• **PROBLEM DESCRIPTION**: The copy you return must match the listing word for word and carry no pictures.

• **DATA FOR THIS EXERCISE**:
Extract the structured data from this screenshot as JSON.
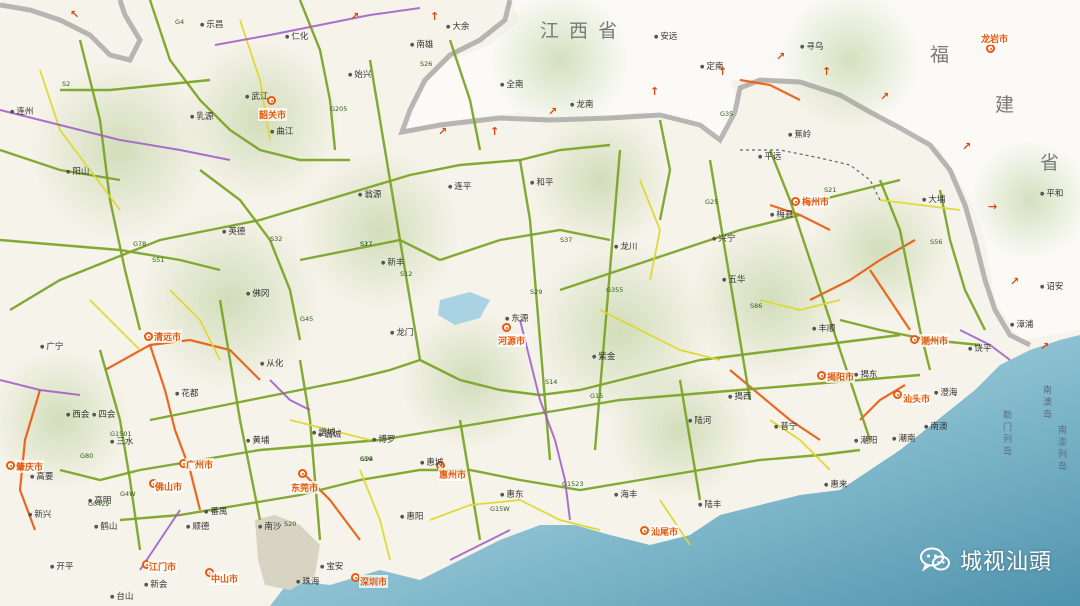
{
  "provinces": [
    {
      "id": "jiangxi",
      "label": "江 西 省"
    },
    {
      "id": "fujian1",
      "label": "福"
    },
    {
      "id": "fujian2",
      "label": "建"
    },
    {
      "id": "fujian3",
      "label": "省"
    }
  ],
  "prefecture_cities": [
    {
      "id": "shaoguan",
      "label": "韶关市"
    },
    {
      "id": "qingyuan",
      "label": "清远市"
    },
    {
      "id": "heyuan",
      "label": "河源市"
    },
    {
      "id": "meizhou",
      "label": "梅州市"
    },
    {
      "id": "chaozhou",
      "label": "潮州市"
    },
    {
      "id": "jieyang",
      "label": "揭阳市"
    },
    {
      "id": "shantou",
      "label": "汕头市"
    },
    {
      "id": "shanwei",
      "label": "汕尾市"
    },
    {
      "id": "huizhou",
      "label": "惠州市"
    },
    {
      "id": "dongguan",
      "label": "东莞市"
    },
    {
      "id": "guangzhou",
      "label": "广州市"
    },
    {
      "id": "foshan",
      "label": "佛山市"
    },
    {
      "id": "zhaoqing",
      "label": "肇庆市"
    },
    {
      "id": "shenzhen",
      "label": "深圳市"
    },
    {
      "id": "zhongshan",
      "label": "中山市"
    },
    {
      "id": "jiangmen",
      "label": "江门市"
    },
    {
      "id": "longyan",
      "label": "龙岩市"
    }
  ],
  "counties": [
    {
      "id": "c1",
      "label": "乐昌"
    },
    {
      "id": "c2",
      "label": "仁化"
    },
    {
      "id": "c3",
      "label": "南雄"
    },
    {
      "id": "c4",
      "label": "始兴"
    },
    {
      "id": "c5",
      "label": "翁源"
    },
    {
      "id": "c6",
      "label": "连平"
    },
    {
      "id": "c7",
      "label": "和平"
    },
    {
      "id": "c8",
      "label": "龙川"
    },
    {
      "id": "c9",
      "label": "平远"
    },
    {
      "id": "c10",
      "label": "蕉岭"
    },
    {
      "id": "c11",
      "label": "大埔"
    },
    {
      "id": "c12",
      "label": "兴宁"
    },
    {
      "id": "c13",
      "label": "五华"
    },
    {
      "id": "c14",
      "label": "丰顺"
    },
    {
      "id": "c15",
      "label": "紫金"
    },
    {
      "id": "c16",
      "label": "东源"
    },
    {
      "id": "c17",
      "label": "新丰"
    },
    {
      "id": "c18",
      "label": "龙门"
    },
    {
      "id": "c19",
      "label": "英德"
    },
    {
      "id": "c20",
      "label": "佛冈"
    },
    {
      "id": "c21",
      "label": "阳山"
    },
    {
      "id": "c22",
      "label": "连州"
    },
    {
      "id": "c23",
      "label": "乳源"
    },
    {
      "id": "c24",
      "label": "曲江"
    },
    {
      "id": "c25",
      "label": "广宁"
    },
    {
      "id": "c26",
      "label": "四会"
    },
    {
      "id": "c27",
      "label": "三水"
    },
    {
      "id": "c28",
      "label": "花都"
    },
    {
      "id": "c29",
      "label": "从化"
    },
    {
      "id": "c30",
      "label": "增城"
    },
    {
      "id": "c31",
      "label": "博罗"
    },
    {
      "id": "c32",
      "label": "惠东"
    },
    {
      "id": "c33",
      "label": "海丰"
    },
    {
      "id": "c34",
      "label": "陆河"
    },
    {
      "id": "c35",
      "label": "陆丰"
    },
    {
      "id": "c36",
      "label": "揭西"
    },
    {
      "id": "c37",
      "label": "普宁"
    },
    {
      "id": "c38",
      "label": "惠来"
    },
    {
      "id": "c39",
      "label": "潮阳"
    },
    {
      "id": "c40",
      "label": "潮南"
    },
    {
      "id": "c41",
      "label": "澄海"
    },
    {
      "id": "c42",
      "label": "饶平"
    },
    {
      "id": "c43",
      "label": "南澳"
    },
    {
      "id": "c44",
      "label": "揭东"
    },
    {
      "id": "c45",
      "label": "惠阳"
    },
    {
      "id": "c46",
      "label": "番禺"
    },
    {
      "id": "c47",
      "label": "南沙"
    },
    {
      "id": "c48",
      "label": "顺德"
    },
    {
      "id": "c49",
      "label": "高明"
    },
    {
      "id": "c50",
      "label": "鹤山"
    },
    {
      "id": "c51",
      "label": "新会"
    },
    {
      "id": "c52",
      "label": "台山"
    },
    {
      "id": "c53",
      "label": "开平"
    },
    {
      "id": "c54",
      "label": "珠海"
    },
    {
      "id": "c55",
      "label": "西会"
    },
    {
      "id": "c56",
      "label": "高要"
    },
    {
      "id": "c57",
      "label": "新兴"
    },
    {
      "id": "c58",
      "label": "武江"
    },
    {
      "id": "c59",
      "label": "翁城"
    },
    {
      "id": "c60",
      "label": "黄埔"
    },
    {
      "id": "c61",
      "label": "宝安"
    },
    {
      "id": "c62",
      "label": "惠城"
    },
    {
      "id": "c63",
      "label": "梅县"
    },
    {
      "id": "c64",
      "label": "平和"
    },
    {
      "id": "c65",
      "label": "漳浦"
    },
    {
      "id": "c66",
      "label": "诏安"
    },
    {
      "id": "c67",
      "label": "安远"
    },
    {
      "id": "c68",
      "label": "定南"
    },
    {
      "id": "c69",
      "label": "寻乌"
    },
    {
      "id": "c70",
      "label": "龙南"
    },
    {
      "id": "c71",
      "label": "全南"
    },
    {
      "id": "c72",
      "label": "大余"
    }
  ],
  "road_codes": [
    "G4",
    "G45",
    "G15",
    "G25",
    "G35",
    "G78",
    "G80",
    "G94",
    "G1523",
    "G0422",
    "S2",
    "S12",
    "S14",
    "S17",
    "S19",
    "S20",
    "S21",
    "S26",
    "S27",
    "S29",
    "S32",
    "S37",
    "S51",
    "S56",
    "S86",
    "G4W",
    "G15W",
    "G1501",
    "G205",
    "G355"
  ],
  "sea_labels": [
    "南澳岛",
    "勒门列岛",
    "南澎列岛"
  ],
  "watermark": {
    "text": "城视汕頭",
    "icon": "wechat-icon"
  },
  "colors": {
    "land": "#f4f1e6",
    "sea": "#7fb3c9",
    "expressway": "#7ba428",
    "planned": "#d9d430",
    "trunk": "#e8590c",
    "railway": "#9b59c9",
    "border": "#8a8a8a"
  }
}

• **RESULT OF THE EXERCISE**:
Extract the structured data from this screenshot as JSON.
{
  "provinces": [
    {
      "id": "jiangxi",
      "label": "江 西 省"
    },
    {
      "id": "fujian1",
      "label": "福"
    },
    {
      "id": "fujian2",
      "label": "建"
    },
    {
      "id": "fujian3",
      "label": "省"
    }
  ],
  "prefecture_cities": [
    {
      "id": "shaoguan",
      "label": "韶关市"
    },
    {
      "id": "qingyuan",
      "label": "清远市"
    },
    {
      "id": "heyuan",
      "label": "河源市"
    },
    {
      "id": "meizhou",
      "label": "梅州市"
    },
    {
      "id": "chaozhou",
      "label": "潮州市"
    },
    {
      "id": "jieyang",
      "label": "揭阳市"
    },
    {
      "id": "shantou",
      "label": "汕头市"
    },
    {
      "id": "shanwei",
      "label": "汕尾市"
    },
    {
      "id": "huizhou",
      "label": "惠州市"
    },
    {
      "id": "dongguan",
      "label": "东莞市"
    },
    {
      "id": "guangzhou",
      "label": "广州市"
    },
    {
      "id": "foshan",
      "label": "佛山市"
    },
    {
      "id": "zhaoqing",
      "label": "肇庆市"
    },
    {
      "id": "shenzhen",
      "label": "深圳市"
    },
    {
      "id": "zhongshan",
      "label": "中山市"
    },
    {
      "id": "jiangmen",
      "label": "江门市"
    },
    {
      "id": "longyan",
      "label": "龙岩市"
    }
  ],
  "counties": [
    {
      "id": "c1",
      "label": "乐昌"
    },
    {
      "id": "c2",
      "label": "仁化"
    },
    {
      "id": "c3",
      "label": "南雄"
    },
    {
      "id": "c4",
      "label": "始兴"
    },
    {
      "id": "c5",
      "label": "翁源"
    },
    {
      "id": "c6",
      "label": "连平"
    },
    {
      "id": "c7",
      "label": "和平"
    },
    {
      "id": "c8",
      "label": "龙川"
    },
    {
      "id": "c9",
      "label": "平远"
    },
    {
      "id": "c10",
      "label": "蕉岭"
    },
    {
      "id": "c11",
      "label": "大埔"
    },
    {
      "id": "c12",
      "label": "兴宁"
    },
    {
      "id": "c13",
      "label": "五华"
    },
    {
      "id": "c14",
      "label": "丰顺"
    },
    {
      "id": "c15",
      "label": "紫金"
    },
    {
      "id": "c16",
      "label": "东源"
    },
    {
      "id": "c17",
      "label": "新丰"
    },
    {
      "id": "c18",
      "label": "龙门"
    },
    {
      "id": "c19",
      "label": "英德"
    },
    {
      "id": "c20",
      "label": "佛冈"
    },
    {
      "id": "c21",
      "label": "阳山"
    },
    {
      "id": "c22",
      "label": "连州"
    },
    {
      "id": "c23",
      "label": "乳源"
    },
    {
      "id": "c24",
      "label": "曲江"
    },
    {
      "id": "c25",
      "label": "广宁"
    },
    {
      "id": "c26",
      "label": "四会"
    },
    {
      "id": "c27",
      "label": "三水"
    },
    {
      "id": "c28",
      "label": "花都"
    },
    {
      "id": "c29",
      "label": "从化"
    },
    {
      "id": "c30",
      "label": "增城"
    },
    {
      "id": "c31",
      "label": "博罗"
    },
    {
      "id": "c32",
      "label": "惠东"
    },
    {
      "id": "c33",
      "label": "海丰"
    },
    {
      "id": "c34",
      "label": "陆河"
    },
    {
      "id": "c35",
      "label": "陆丰"
    },
    {
      "id": "c36",
      "label": "揭西"
    },
    {
      "id": "c37",
      "label": "普宁"
    },
    {
      "id": "c38",
      "label": "惠来"
    },
    {
      "id": "c39",
      "label": "潮阳"
    },
    {
      "id": "c40",
      "label": "潮南"
    },
    {
      "id": "c41",
      "label": "澄海"
    },
    {
      "id": "c42",
      "label": "饶平"
    },
    {
      "id": "c43",
      "label": "南澳"
    },
    {
      "id": "c44",
      "label": "揭东"
    },
    {
      "id": "c45",
      "label": "惠阳"
    },
    {
      "id": "c46",
      "label": "番禺"
    },
    {
      "id": "c47",
      "label": "南沙"
    },
    {
      "id": "c48",
      "label": "顺德"
    },
    {
      "id": "c49",
      "label": "高明"
    },
    {
      "id": "c50",
      "label": "鹤山"
    },
    {
      "id": "c51",
      "label": "新会"
    },
    {
      "id": "c52",
      "label": "台山"
    },
    {
      "id": "c53",
      "label": "开平"
    },
    {
      "id": "c54",
      "label": "珠海"
    },
    {
      "id": "c55",
      "label": "西会"
    },
    {
      "id": "c56",
      "label": "高要"
    },
    {
      "id": "c57",
      "label": "新兴"
    },
    {
      "id": "c58",
      "label": "武江"
    },
    {
      "id": "c59",
      "label": "翁城"
    },
    {
      "id": "c60",
      "label": "黄埔"
    },
    {
      "id": "c61",
      "label": "宝安"
    },
    {
      "id": "c62",
      "label": "惠城"
    },
    {
      "id": "c63",
      "label": "梅县"
    },
    {
      "id": "c64",
      "label": "平和"
    },
    {
      "id": "c65",
      "label": "漳浦"
    },
    {
      "id": "c66",
      "label": "诏安"
    },
    {
      "id": "c67",
      "label": "安远"
    },
    {
      "id": "c68",
      "label": "定南"
    },
    {
      "id": "c69",
      "label": "寻乌"
    },
    {
      "id": "c70",
      "label": "龙南"
    },
    {
      "id": "c71",
      "label": "全南"
    },
    {
      "id": "c72",
      "label": "大余"
    }
  ],
  "road_codes": [
    "G4",
    "G45",
    "G15",
    "G25",
    "G35",
    "G78",
    "G80",
    "G94",
    "G1523",
    "G0422",
    "S2",
    "S12",
    "S14",
    "S17",
    "S19",
    "S20",
    "S21",
    "S26",
    "S27",
    "S29",
    "S32",
    "S37",
    "S51",
    "S56",
    "S86",
    "G4W",
    "G15W",
    "G1501",
    "G205",
    "G355"
  ],
  "sea_labels": [
    "南澳岛",
    "勒门列岛",
    "南澎列岛"
  ],
  "watermark": {
    "text": "城视汕頭",
    "icon": "wechat-icon"
  },
  "colors": {
    "land": "#f4f1e6",
    "sea": "#7fb3c9",
    "expressway": "#7ba428",
    "planned": "#d9d430",
    "trunk": "#e8590c",
    "railway": "#9b59c9",
    "border": "#8a8a8a"
  }
}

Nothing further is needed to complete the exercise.